Large genomic databases are indispensable for scientists looking for genetic variations associated with diseases. But they come with privacy risks for people who contribute their DNA. A 2013 study1 showed that hackers could use publicly available information on the Internet to identify people from their anonymized genomic data.
To address those concerns, a system developed by Bonnie Berger and Sean Simmons, computer scientists at the Massachusetts Institute of Technology (MIT) in Cambridge, uses an approach called differential privacy. It masks the donor’s identity by adding a small amount of noise, or random variation, to the results it returns on a user’s query. The researchers published their results in the latest issue of Cell Systems2.
The system calculates the statistic that researchers want — such as the chance that one genetic variation is associated with a particular disease, or the top five genetic variations associated with an illness. Then it adds random variation to the result, essentially returning slightly incorrect information. For example, in a query for the top five genetic variations associated with a disease, the system might yield the top four genetic variations and the sixth or seventh variation.
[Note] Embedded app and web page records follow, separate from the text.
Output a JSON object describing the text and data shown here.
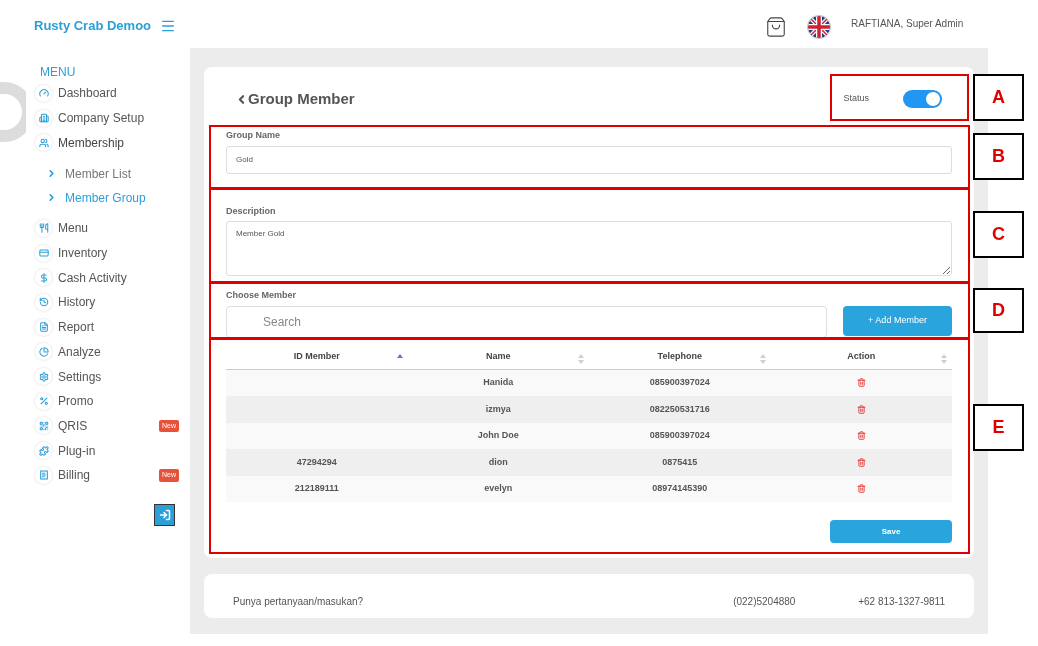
{
  "sidebar": {
    "brand": "Rusty Crab Demoo",
    "section": "MENU",
    "items": [
      {
        "label": "Dashboard",
        "expanded": false
      },
      {
        "label": "Company Setup",
        "expanded": false
      },
      {
        "label": "Membership",
        "expanded": true,
        "children": [
          {
            "label": "Member List",
            "selected": false
          },
          {
            "label": "Member Group",
            "selected": true
          }
        ]
      },
      {
        "label": "Menu",
        "expanded": false
      },
      {
        "label": "Inventory",
        "expanded": false
      },
      {
        "label": "Cash Activity",
        "expanded": false
      },
      {
        "label": "History",
        "expanded": false
      },
      {
        "label": "Report",
        "expanded": false
      },
      {
        "label": "Analyze",
        "expanded": false
      },
      {
        "label": "Settings",
        "expanded": false
      },
      {
        "label": "Promo",
        "expanded": false
      },
      {
        "label": "QRIS",
        "expanded": false,
        "badge": "New"
      },
      {
        "label": "Plug-in",
        "expanded": false
      },
      {
        "label": "Billing",
        "expanded": false,
        "badge": "New"
      }
    ]
  },
  "topbar": {
    "user": "RAFTIANA, Super Admin"
  },
  "form": {
    "title": "Group Member",
    "status": {
      "label": "Status",
      "on": true
    },
    "group_name": {
      "label": "Group Name",
      "value": "Gold"
    },
    "description": {
      "label": "Description",
      "value": "Member Gold"
    },
    "choose_member": {
      "label": "Choose Member",
      "placeholder": "Search",
      "button": "+ Add Member"
    },
    "table": {
      "columns": [
        {
          "label": "ID Member",
          "sorted": true
        },
        {
          "label": "Name",
          "sorted": false
        },
        {
          "label": "Telephone",
          "sorted": false
        },
        {
          "label": "Action",
          "sorted": false
        }
      ],
      "rows": [
        {
          "name": "Hanida",
          "telephone": "085900397024"
        },
        {
          "name": "izmya",
          "telephone": "082250531716"
        },
        {
          "name": "John Doe",
          "telephone": "085900397024"
        },
        {
          "id": "47294294",
          "name": "dion",
          "telephone": "0875415"
        },
        {
          "id": "212189111",
          "name": "evelyn",
          "telephone": "08974145390"
        }
      ]
    },
    "save": "Save"
  },
  "footer": {
    "question": "Punya pertanyaan/masukan?",
    "phone": "(022)5204880",
    "mobile": "+62 813-1327-9811"
  },
  "annotations": [
    "A",
    "B",
    "C",
    "D",
    "E"
  ]
}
The user would not know which of the results to their query is more correct than another, but they could still use the information. It would just be much harder for someone to work out the patient information behind the data.
“When you induce a little noise in the system, in many ways it’s not that different from noise in the data to begin with,” says Bradley Malin, a computer scientist at Vanderbilt University in Nashville, Tennessee. “It is reliable to a certain degree.” The US Census Bureau and US Department of Labor have been adding noise to their data in this way for decades, he says.
The privacy of individuals in a …